Interface dataset entries:
= = = =

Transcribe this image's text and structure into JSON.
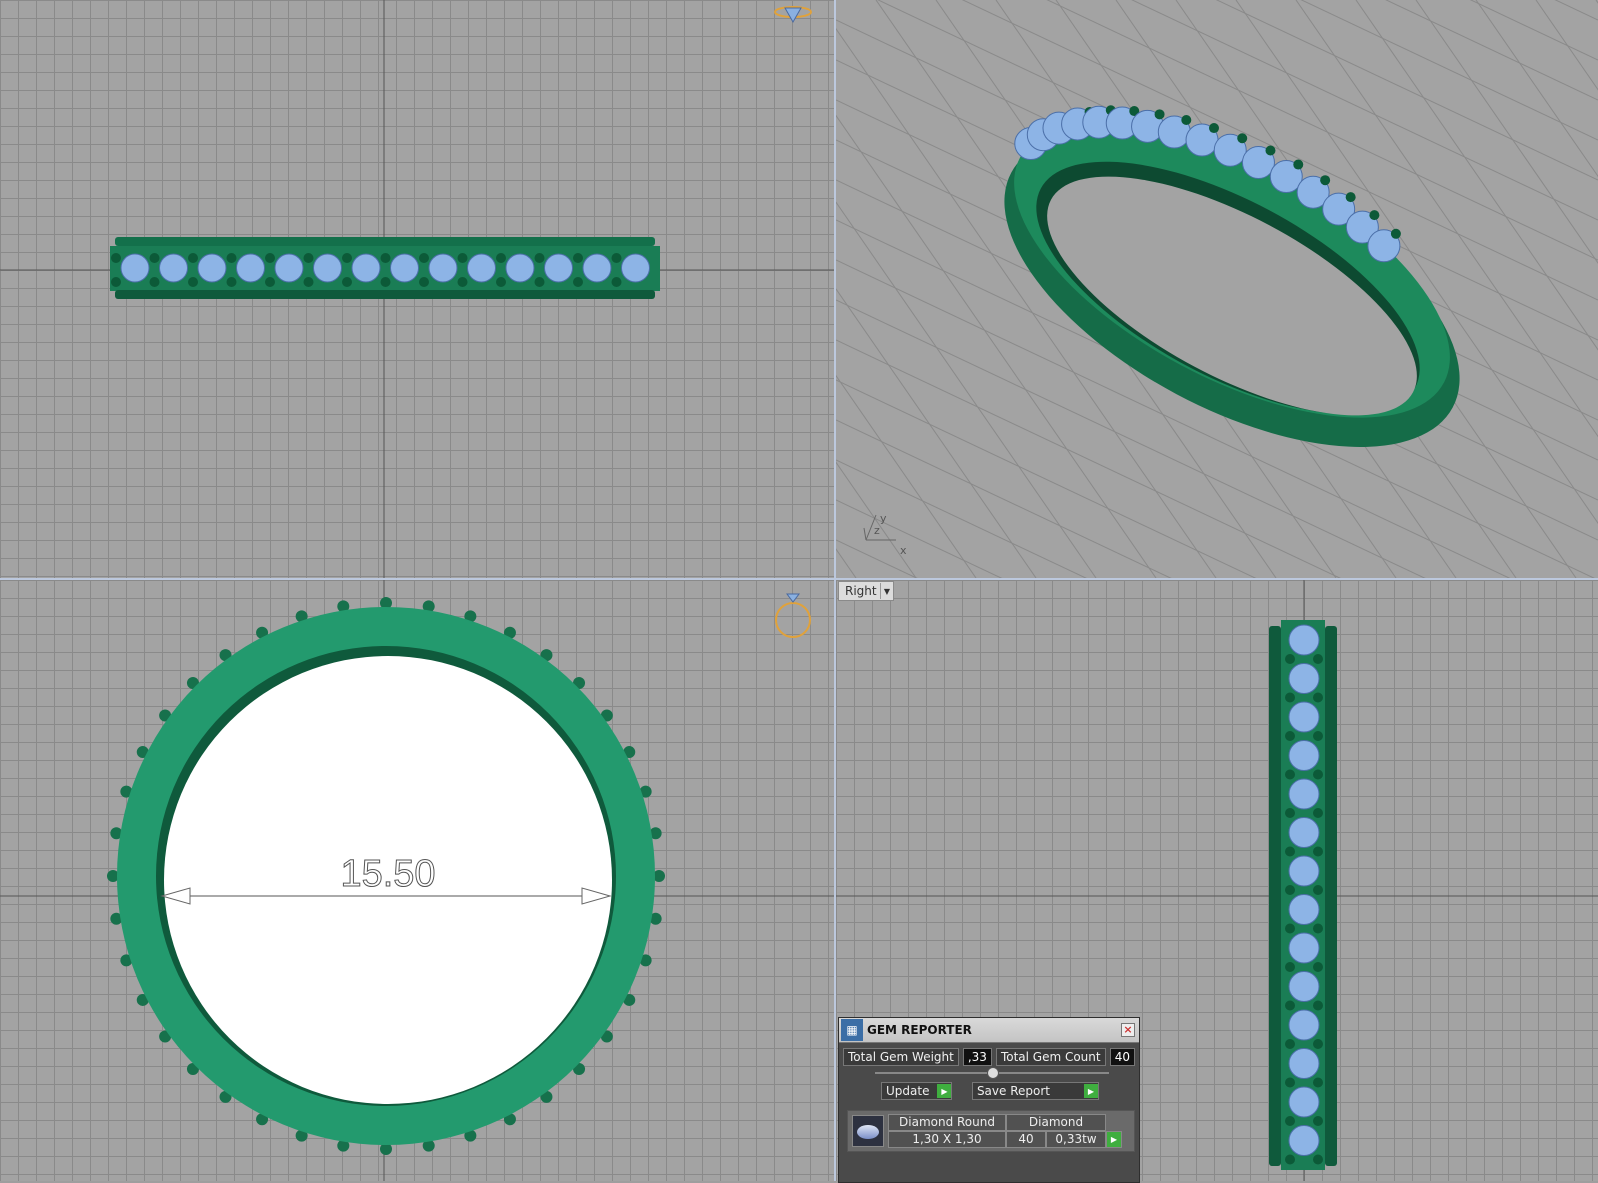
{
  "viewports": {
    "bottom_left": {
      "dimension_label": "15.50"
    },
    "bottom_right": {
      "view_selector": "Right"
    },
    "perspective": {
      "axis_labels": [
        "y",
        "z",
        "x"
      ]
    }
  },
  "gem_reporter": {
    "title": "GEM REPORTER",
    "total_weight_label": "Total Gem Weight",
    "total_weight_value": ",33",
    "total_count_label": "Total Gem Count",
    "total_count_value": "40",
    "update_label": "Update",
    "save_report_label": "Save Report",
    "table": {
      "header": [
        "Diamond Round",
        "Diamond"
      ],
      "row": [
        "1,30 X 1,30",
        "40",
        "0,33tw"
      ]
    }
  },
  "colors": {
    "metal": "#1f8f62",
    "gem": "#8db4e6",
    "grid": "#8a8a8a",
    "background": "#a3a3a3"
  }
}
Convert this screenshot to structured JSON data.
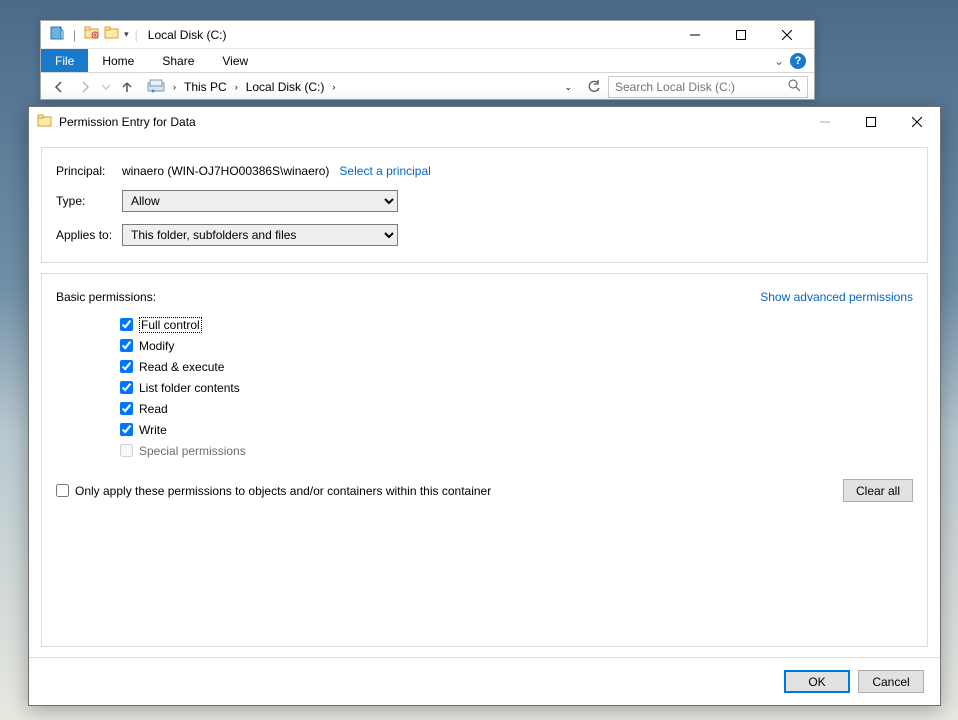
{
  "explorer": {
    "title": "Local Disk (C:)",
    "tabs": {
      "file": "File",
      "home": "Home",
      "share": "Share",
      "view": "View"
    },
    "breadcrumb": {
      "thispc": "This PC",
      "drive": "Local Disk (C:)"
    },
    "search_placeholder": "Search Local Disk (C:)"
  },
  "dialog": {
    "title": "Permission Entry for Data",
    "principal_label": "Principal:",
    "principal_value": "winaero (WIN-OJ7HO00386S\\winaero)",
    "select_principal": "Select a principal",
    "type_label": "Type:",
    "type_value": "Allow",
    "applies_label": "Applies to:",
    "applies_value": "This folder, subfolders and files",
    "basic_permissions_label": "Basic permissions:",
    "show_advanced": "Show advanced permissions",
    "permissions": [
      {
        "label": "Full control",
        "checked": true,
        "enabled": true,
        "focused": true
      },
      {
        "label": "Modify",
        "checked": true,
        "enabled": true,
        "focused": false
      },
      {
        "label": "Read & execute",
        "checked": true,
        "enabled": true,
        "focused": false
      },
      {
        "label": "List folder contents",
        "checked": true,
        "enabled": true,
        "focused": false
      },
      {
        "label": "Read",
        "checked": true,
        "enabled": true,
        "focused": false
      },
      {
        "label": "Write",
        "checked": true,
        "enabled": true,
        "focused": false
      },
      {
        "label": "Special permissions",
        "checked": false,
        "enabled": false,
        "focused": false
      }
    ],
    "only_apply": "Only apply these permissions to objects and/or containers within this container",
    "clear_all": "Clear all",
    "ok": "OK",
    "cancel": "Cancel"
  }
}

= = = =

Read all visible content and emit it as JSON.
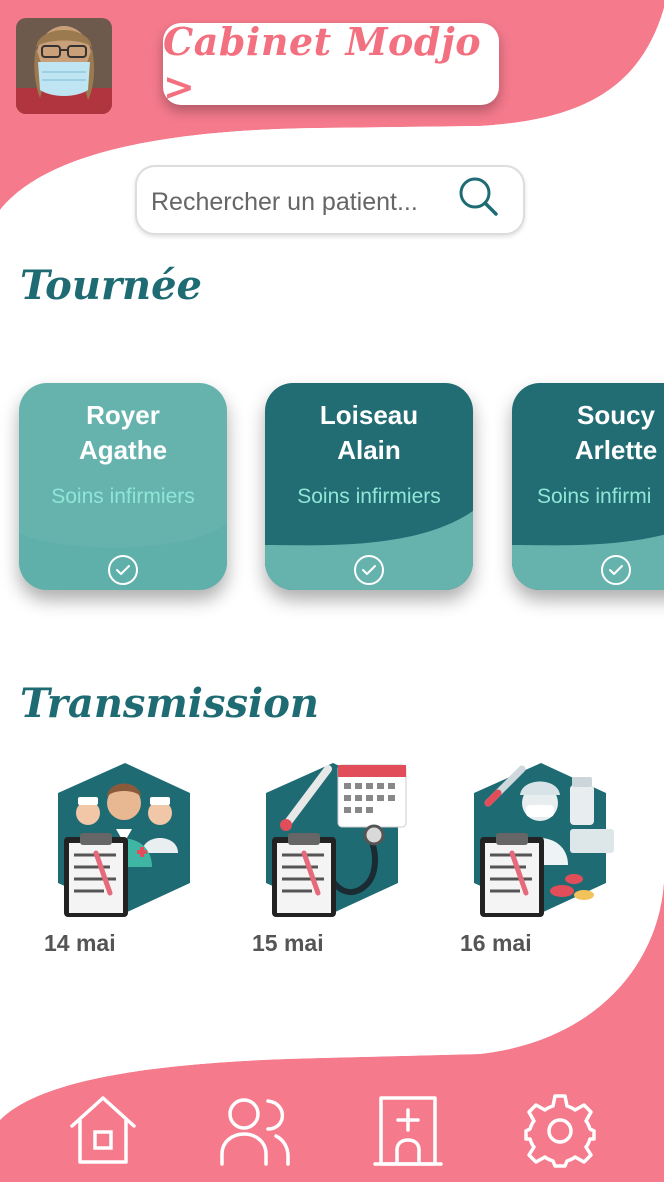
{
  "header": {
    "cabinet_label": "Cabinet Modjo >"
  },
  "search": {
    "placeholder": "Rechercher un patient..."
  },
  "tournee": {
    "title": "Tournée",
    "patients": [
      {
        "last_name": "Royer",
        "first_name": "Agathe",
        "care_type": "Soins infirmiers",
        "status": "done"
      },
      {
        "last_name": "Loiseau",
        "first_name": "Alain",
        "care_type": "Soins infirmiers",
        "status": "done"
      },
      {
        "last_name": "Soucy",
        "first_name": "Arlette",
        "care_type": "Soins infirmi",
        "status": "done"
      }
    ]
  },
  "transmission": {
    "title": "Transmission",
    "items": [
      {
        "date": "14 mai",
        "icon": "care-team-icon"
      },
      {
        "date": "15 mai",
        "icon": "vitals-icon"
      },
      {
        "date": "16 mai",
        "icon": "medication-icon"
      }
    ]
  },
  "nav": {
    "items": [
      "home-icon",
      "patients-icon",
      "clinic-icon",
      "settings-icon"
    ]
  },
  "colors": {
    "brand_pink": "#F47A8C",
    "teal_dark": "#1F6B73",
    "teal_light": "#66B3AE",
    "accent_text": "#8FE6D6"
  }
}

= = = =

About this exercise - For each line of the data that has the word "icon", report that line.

Written response -
        "icon": "care-team-icon"
        "icon": "vitals-icon"
        "icon": "medication-icon"
      "home-icon",
      "patients-icon",
      "clinic-icon",
      "settings-icon"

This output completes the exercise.